The United States District for the Southern District of New York court has denied a policyholder's motion to dismiss a rescission suit, holding that the “innocent insureds” provision in the policy did not preserve coverage for an insured person uninvolved with material misrepresentations in the policy application. Cont'l Cas. Co. v. Marshall Granger & Co., LLP, 2013 WL 372162 (S.D.N.Y. Jan. 31, 2013). Wiley Rein LLP represented the carrier in this matter.
The policyholder accounting firm purchased a professional liability policy but did not disclose on the application any knowledge of circumstances that might give rise to a claim. Shortly after the policy issued, the Securities and Exchange Commission filed an emergency enforcement action against the principal officers of the accounting firm, alleging that they had sold over $2 million worth of fictitious stock and promissory notes, some to clients of the accounting firm. The policyholder later sought coverage for claims by clients who had lost money in connection with the investments. The carrier denied coverage and filed suit seeking rescission of the policy.
An individual insured who had not signed the application moved to dismiss the rescission suit as to himself on the basis of an “innocent insureds” provision in the policy. The “innocent insureds” provision stated that “if coverage under this Policy would be excluded as a result of any criminal, dishonest, illegal, fraudulent or malicious acts of any of you, we agree that the insurance coverage that would otherwise be afforded under this Policy will continue to apply to any of you who did not personally commit, have knowledge of, or participate in such criminal, dishonest, illegal, fraudulent or malicious acts or in the concealment thereof from us.”

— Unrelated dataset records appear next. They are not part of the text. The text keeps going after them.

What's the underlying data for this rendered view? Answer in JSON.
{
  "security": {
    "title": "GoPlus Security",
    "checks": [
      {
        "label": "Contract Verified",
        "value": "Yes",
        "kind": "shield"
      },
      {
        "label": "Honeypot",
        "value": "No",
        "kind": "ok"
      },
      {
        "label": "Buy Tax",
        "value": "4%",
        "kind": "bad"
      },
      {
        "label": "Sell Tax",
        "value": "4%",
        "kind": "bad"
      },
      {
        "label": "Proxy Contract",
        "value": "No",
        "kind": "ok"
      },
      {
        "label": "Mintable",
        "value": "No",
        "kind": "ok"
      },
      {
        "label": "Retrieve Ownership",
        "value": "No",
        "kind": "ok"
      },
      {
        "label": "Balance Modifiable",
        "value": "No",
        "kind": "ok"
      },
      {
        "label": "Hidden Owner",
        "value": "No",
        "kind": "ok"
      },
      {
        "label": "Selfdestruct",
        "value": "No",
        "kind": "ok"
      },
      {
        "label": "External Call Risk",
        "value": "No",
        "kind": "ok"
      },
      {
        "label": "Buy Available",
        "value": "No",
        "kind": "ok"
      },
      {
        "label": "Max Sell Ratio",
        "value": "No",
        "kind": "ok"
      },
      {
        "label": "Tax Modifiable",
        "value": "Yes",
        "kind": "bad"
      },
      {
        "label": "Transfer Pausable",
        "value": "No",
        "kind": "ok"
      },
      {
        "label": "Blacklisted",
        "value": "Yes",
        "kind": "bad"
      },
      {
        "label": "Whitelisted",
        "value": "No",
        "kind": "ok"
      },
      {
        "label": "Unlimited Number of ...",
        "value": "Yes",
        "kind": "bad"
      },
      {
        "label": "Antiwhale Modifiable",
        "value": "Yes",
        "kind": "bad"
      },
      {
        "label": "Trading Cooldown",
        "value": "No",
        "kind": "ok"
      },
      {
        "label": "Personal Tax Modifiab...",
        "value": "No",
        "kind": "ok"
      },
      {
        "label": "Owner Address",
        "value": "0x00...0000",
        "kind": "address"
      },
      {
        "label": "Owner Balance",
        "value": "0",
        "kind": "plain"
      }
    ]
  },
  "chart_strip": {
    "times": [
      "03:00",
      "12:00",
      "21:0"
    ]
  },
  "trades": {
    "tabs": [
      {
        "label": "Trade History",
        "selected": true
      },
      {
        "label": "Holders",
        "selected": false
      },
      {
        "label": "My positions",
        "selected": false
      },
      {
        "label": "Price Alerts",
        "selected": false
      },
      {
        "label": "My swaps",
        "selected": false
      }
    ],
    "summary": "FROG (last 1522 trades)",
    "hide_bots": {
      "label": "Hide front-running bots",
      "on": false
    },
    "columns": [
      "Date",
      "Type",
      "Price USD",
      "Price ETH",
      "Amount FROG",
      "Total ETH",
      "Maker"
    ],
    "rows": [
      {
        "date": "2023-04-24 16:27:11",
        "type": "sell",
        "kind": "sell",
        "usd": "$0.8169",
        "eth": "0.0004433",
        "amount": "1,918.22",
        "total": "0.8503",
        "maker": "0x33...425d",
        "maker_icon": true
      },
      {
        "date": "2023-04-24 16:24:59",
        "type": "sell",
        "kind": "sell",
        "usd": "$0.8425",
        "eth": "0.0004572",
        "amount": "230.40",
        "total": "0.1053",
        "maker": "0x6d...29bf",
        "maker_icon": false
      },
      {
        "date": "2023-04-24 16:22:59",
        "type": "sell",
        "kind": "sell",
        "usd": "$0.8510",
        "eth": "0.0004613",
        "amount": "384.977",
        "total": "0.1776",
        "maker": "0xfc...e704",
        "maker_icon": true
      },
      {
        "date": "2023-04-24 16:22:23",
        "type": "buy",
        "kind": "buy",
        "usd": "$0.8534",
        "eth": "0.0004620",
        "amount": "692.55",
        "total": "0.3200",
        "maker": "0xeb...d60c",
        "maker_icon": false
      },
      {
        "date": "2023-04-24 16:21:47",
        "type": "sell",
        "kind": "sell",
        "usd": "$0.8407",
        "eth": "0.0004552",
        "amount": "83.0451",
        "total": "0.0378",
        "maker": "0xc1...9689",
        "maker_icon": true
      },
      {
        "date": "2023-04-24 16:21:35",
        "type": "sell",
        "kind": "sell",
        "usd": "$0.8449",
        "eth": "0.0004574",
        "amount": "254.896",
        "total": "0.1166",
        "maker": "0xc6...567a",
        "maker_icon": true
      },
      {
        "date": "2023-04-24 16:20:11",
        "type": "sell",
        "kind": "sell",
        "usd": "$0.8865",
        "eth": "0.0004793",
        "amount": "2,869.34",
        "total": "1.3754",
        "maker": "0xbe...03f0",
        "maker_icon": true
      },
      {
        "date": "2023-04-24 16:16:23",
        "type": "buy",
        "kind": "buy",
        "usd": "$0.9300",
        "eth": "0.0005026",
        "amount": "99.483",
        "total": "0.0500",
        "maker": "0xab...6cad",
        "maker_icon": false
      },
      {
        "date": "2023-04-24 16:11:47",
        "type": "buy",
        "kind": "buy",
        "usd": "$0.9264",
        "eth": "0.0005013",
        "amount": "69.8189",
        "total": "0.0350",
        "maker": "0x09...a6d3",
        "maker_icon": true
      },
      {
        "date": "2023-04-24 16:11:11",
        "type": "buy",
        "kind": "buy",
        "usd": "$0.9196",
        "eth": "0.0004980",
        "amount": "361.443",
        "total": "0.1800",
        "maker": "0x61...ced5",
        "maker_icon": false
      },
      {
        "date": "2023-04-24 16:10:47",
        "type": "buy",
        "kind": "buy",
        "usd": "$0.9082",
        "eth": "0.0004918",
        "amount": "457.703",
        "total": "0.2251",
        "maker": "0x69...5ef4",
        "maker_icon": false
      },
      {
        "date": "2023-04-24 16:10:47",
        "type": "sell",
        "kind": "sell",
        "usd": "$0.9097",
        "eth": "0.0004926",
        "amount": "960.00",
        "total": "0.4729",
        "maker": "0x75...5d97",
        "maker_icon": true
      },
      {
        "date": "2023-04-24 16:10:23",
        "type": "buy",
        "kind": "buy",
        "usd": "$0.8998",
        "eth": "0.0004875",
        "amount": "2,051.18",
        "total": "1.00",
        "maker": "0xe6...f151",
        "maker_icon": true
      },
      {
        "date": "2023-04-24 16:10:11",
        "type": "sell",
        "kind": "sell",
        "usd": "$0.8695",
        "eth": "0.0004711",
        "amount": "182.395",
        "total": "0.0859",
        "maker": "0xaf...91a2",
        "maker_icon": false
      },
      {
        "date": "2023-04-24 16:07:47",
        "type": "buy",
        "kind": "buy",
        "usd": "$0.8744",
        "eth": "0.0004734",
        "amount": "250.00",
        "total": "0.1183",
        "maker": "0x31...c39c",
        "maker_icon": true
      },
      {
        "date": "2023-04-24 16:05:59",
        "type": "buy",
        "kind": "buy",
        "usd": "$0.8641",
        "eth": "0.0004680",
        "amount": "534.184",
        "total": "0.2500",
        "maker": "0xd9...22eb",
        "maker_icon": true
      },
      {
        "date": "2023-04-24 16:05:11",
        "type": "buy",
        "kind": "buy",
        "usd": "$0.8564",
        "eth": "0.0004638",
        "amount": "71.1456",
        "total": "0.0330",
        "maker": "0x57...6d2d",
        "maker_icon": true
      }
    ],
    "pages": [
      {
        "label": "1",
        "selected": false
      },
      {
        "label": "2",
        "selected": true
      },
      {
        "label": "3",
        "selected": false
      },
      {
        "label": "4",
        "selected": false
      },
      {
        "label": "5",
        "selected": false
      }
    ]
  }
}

In denying the motion, the court distinguished cases relied upon by the insured by noting that those cases interpreted policies that specifically provided that misstatements in the policy application would not be attributed to other insured persons. The policy at issue did not contain such severability language, the court noted, and the sophisticated policyholder could have bargained for the inclusion of a severability clause. The court further observed that the “innocent insureds” language “mirrors that of the Policy's ‘bad acts' exclusion,” and “kicks in only where coverage would otherwise be disclaimed under the bad acts exclusion.” The court also rejected the policyholder's argument that the innocent insureds provision's reference to concealment “from us” referred to concealment on the policy application, noting that the policy required written notice in connection with claims and potential claims and cooperation with the carrier, situations in which an insured person's concealment of information could jeopardize coverage.
The court observed that its reasoning was in harmony with courts in other jurisdictions that considered similar arguments, citing, among others, Fourth and Eleventh Circuit cases in which Wiley Rein represented carriers in similar rescission actions.